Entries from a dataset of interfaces
━━━━━━
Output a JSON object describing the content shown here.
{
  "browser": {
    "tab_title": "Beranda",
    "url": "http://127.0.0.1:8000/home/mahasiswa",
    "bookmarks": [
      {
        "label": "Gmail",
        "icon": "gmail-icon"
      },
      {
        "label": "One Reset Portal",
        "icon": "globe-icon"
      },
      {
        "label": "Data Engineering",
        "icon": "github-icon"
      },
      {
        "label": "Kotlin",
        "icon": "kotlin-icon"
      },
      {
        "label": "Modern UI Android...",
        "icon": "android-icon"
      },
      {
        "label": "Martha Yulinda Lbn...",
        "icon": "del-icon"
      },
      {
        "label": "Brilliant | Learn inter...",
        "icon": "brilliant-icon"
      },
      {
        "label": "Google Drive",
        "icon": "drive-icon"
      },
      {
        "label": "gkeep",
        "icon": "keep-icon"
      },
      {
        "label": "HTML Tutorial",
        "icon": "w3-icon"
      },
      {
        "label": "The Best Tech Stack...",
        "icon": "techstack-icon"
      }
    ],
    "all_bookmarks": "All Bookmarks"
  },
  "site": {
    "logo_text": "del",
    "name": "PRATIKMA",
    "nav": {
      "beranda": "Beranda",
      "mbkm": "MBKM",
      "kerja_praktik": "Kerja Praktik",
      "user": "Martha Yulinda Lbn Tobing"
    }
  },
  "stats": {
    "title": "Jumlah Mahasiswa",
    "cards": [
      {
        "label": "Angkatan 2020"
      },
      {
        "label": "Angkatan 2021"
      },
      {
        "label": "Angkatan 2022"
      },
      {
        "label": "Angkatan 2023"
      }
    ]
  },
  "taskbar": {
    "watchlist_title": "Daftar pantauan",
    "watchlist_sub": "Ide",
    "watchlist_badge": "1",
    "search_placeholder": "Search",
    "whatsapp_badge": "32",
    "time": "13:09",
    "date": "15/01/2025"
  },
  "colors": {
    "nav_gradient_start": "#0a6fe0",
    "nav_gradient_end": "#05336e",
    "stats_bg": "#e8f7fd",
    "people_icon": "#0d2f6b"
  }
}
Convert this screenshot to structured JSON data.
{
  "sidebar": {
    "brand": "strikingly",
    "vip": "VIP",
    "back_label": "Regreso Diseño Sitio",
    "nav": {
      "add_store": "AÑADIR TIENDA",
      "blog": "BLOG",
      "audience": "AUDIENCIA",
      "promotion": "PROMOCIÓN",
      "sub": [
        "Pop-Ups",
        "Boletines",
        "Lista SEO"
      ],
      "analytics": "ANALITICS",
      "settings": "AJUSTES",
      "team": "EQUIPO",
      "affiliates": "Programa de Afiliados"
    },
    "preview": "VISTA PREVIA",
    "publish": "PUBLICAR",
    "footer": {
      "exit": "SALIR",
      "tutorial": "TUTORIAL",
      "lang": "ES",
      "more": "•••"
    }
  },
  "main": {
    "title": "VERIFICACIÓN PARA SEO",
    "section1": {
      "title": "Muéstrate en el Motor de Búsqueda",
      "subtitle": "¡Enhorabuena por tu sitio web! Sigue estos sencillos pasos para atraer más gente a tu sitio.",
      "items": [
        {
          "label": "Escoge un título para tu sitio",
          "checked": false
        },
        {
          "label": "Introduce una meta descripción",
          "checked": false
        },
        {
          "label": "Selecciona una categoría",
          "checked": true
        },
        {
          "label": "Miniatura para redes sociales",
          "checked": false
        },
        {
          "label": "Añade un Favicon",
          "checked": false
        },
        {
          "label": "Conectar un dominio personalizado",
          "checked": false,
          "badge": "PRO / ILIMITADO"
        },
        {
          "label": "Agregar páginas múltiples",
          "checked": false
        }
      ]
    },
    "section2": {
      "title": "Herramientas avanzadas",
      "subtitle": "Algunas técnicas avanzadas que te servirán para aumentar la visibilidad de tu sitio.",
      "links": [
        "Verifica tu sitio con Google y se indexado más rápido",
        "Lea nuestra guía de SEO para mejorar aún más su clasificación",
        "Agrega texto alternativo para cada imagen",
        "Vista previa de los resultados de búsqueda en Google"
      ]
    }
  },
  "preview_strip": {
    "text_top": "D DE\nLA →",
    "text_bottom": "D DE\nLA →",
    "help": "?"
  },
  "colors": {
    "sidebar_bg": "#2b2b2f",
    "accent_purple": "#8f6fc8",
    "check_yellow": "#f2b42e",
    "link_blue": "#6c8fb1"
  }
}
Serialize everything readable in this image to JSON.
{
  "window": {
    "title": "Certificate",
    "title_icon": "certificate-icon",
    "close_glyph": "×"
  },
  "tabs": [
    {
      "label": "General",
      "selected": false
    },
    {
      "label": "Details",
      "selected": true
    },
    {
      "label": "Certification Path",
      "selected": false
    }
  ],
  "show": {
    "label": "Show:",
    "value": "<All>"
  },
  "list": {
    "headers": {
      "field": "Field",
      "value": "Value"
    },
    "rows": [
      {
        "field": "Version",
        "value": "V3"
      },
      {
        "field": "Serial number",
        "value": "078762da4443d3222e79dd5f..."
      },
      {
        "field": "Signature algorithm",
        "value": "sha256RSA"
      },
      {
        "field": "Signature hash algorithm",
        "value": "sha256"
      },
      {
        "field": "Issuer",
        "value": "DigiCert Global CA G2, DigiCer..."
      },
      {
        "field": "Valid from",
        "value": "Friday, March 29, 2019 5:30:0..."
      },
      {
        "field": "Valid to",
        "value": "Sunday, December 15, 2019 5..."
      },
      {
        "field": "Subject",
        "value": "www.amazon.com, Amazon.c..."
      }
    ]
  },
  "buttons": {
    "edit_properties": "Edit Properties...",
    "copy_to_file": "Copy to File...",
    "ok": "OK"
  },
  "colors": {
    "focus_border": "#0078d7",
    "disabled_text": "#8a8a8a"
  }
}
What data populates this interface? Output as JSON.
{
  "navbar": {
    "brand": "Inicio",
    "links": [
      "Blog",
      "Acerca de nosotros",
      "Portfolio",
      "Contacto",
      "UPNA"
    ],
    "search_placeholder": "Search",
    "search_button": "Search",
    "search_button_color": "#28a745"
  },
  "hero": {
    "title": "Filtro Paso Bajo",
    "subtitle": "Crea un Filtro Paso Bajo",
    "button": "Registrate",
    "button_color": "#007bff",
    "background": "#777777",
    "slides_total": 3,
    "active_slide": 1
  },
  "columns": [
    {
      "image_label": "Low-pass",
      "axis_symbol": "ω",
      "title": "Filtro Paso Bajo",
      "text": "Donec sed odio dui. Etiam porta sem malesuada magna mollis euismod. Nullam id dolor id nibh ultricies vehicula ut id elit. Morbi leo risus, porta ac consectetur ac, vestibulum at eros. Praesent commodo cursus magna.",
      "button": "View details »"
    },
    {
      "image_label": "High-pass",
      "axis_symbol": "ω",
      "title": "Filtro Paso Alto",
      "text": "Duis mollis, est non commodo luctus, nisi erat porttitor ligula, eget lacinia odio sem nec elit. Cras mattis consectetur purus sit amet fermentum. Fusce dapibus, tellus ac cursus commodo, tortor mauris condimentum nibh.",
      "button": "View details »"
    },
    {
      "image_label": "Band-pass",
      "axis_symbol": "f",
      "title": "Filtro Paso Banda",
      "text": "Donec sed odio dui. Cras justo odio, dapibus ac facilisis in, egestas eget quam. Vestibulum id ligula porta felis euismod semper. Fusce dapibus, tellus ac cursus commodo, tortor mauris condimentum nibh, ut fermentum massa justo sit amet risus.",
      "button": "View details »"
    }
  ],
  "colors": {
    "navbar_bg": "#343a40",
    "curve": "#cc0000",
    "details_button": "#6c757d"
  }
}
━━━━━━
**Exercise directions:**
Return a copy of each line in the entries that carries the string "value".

**Solved exercise:**
    "value": "<All>"
      "value": "Value"
        "value": "V3"
        "value": "078762da4443d3222e79dd5f..."
        "value": "sha256RSA"
        "value": "sha256"
        "value": "DigiCert Global CA G2, DigiCer..."
        "value": "Friday, March 29, 2019 5:30:0..."
        "value": "Sunday, December 15, 2019 5..."
        "value": "www.amazon.com, Amazon.c..."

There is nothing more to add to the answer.